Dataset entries
=== Section Start ===
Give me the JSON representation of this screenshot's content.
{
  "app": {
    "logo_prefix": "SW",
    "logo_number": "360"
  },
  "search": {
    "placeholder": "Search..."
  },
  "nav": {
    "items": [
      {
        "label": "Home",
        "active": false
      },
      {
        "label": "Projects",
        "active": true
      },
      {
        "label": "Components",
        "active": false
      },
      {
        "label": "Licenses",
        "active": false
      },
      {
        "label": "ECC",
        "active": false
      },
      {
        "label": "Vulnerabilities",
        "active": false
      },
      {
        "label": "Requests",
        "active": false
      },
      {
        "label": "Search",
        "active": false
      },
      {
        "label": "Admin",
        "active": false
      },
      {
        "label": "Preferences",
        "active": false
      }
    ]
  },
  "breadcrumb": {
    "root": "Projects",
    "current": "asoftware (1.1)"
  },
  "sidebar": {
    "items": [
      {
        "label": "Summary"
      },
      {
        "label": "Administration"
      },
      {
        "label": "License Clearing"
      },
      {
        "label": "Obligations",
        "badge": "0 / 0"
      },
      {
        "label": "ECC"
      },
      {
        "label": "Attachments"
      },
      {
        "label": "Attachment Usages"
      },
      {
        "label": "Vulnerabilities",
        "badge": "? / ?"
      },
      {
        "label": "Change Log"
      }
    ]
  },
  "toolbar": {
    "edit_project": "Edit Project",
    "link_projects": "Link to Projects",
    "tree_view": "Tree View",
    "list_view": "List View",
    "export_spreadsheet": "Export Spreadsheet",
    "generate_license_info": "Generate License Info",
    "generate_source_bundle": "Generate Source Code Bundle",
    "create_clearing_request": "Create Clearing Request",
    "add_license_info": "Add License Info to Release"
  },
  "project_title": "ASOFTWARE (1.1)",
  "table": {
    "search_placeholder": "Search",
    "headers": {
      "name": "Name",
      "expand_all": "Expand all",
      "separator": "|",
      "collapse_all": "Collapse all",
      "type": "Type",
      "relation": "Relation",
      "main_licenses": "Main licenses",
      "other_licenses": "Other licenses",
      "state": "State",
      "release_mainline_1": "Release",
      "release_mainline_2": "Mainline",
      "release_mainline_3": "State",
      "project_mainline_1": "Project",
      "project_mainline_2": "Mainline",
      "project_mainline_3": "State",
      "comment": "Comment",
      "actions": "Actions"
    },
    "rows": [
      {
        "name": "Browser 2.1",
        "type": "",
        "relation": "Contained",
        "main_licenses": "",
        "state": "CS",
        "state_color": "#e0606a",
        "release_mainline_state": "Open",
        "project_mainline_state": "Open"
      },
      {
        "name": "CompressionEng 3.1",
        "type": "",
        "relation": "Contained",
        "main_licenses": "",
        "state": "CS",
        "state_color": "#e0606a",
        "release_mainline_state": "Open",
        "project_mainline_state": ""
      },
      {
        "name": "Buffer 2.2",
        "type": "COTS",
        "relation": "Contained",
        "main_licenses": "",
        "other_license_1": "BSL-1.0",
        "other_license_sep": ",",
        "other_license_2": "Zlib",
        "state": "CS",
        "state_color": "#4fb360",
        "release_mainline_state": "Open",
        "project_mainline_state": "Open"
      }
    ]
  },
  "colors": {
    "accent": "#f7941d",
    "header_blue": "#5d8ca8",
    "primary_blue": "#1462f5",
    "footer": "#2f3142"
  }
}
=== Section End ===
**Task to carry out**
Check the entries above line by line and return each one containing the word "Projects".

**Task answer**
        "label": "Projects",
    "root": "Projects",
    "link_projects": "Link to Projects",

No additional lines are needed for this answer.